They are generally small, rough and hard growths that are similar in color to the rest of the skin.
They usually do not produce symptoms, except on the bottom of the feet, where they can be painful.
Although they usually occur on the hands and feet, they can affect other locations as well. One or many warts may appear. They are not cancerous.
Causes of warts
Warts are caused by infection with a type of human papillomavirus. Factors that increase risk include the use of public showers, working with meat, eczema, and a low immune system.
Types and symptoms
A variety of wart types have been identified, varying in shape and site affected, as well as the type of human papillomavirus involved.
There are several types including common warts, plantar warts, filiform warts, and genital warts:
Common wart: A raised wart with a rough surface, often found on the hands, but can grow anywhere on the body. It is sometimes known as Palmer’s wart or Junior wart.
Flat wart: it is a small, smooth flattened, flesh-colored wart that can occur in large numbers; most common on the face, neck, hands, wrists, and knees.
Filiform or fingered wart : it is a wart shaped like a thread or finger, it is very common on the face, especially near the eyelids and lips.
Genital wart: occurs on the genitals. Genital warts are often sexually transmitted.
Mosaic wart: is a group of grouped plantar warts, often on the hands or soles of the feet.
Periungual wart: A group of cauliflower-like warts that occurs around the nails.
Plantar wart: it is a hard lump that usually occurs on the soles of the feet. It is usually painful, with multiple black spots in the center.
Treatment of warts
Without treatment, most types of warts resolve within months or years. Various treatments can speed up resolution.
Treatment of genital warts differs from other types. There are many treatments and procedures associated with wart removal.
A review of clinical trials of various skin wart treatments concluded that topical treatments containing salicylic acid were more effective than placebo.
Cryotherapy appears to be as effective as salicylic acid , but there have been fewer trials.
Salicylic acid can be prescribed by a dermatologist in a higher concentration than found in over-the-counter products.
Several over-the-counter products are available in pharmacies and supermarkets of about two types: salicylic acid-treated adhesive pads and packaged salicylic acid concentrated solution.
Imiquimod: is a topical cream that helps the body’s immune system fight the wart virus by promoting the production of interferon. It has been approved by the United States Food and Drug Administration (FDA) for genital warts.
Cantharidin – Found naturally on the bodies of many members of the Meloidae family of beetles, it causes skin blisters.

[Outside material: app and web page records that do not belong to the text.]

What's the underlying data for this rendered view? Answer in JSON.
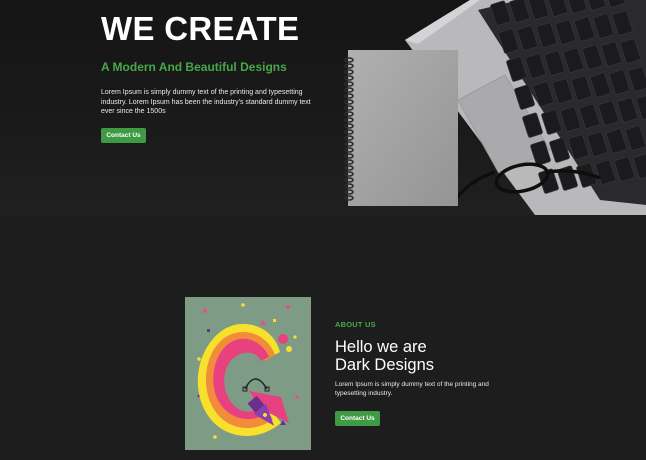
{
  "hero": {
    "title": "WE CREATE",
    "subtitle": "A Modern And Beautiful Designs",
    "description": "Lorem Ipsum is simply dummy text of the printing and typesetting industry. Lorem Ipsum has been the industry's standard dummy text ever since the 1500s",
    "cta_label": "Contact Us"
  },
  "about": {
    "eyebrow": "ABOUT US",
    "heading_line1": "Hello we are",
    "heading_line2": "Dark Designs",
    "description": "Lorem Ipsum is simply dummy text of the printing and typesetting industry.",
    "cta_label": "Contact Us"
  },
  "colors": {
    "accent": "#46a84a",
    "button": "#3f9b43",
    "background": "#1d1d1d",
    "art_background": "#7e9b86"
  },
  "icons": {
    "hero_image": "laptop-notebook-glasses-photo",
    "about_image": "letter-g-pen-tool-illustration"
  }
}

It is used alone or compounded with podophyllin. It is not FDA approved, but is available through Canada or some American compounding pharmacies.
Bleomycin – is not approved by the US FDA and can cause necrosis of the fingers and Raynaud’s syndrome. The usual treatment is one or two injections.
Dinitrochlorobenzene – Like salicylic acid, it is applied directly to the wart. Studies show that this method is effective with a cure rate of 80%.
Cidofovir: is an antiviral drug that is injected into HPV lesions within the larynx as an experimental treatment.
Benzoyl peroxide (BPO) is effective in treating flat warts.
- Surgical curettage of the wart.
- Laser treatment.
- Infrared coagulator.
- Tape Occlusion Therapy.
In those who are otherwise healthy, they generally do not result in significant problems.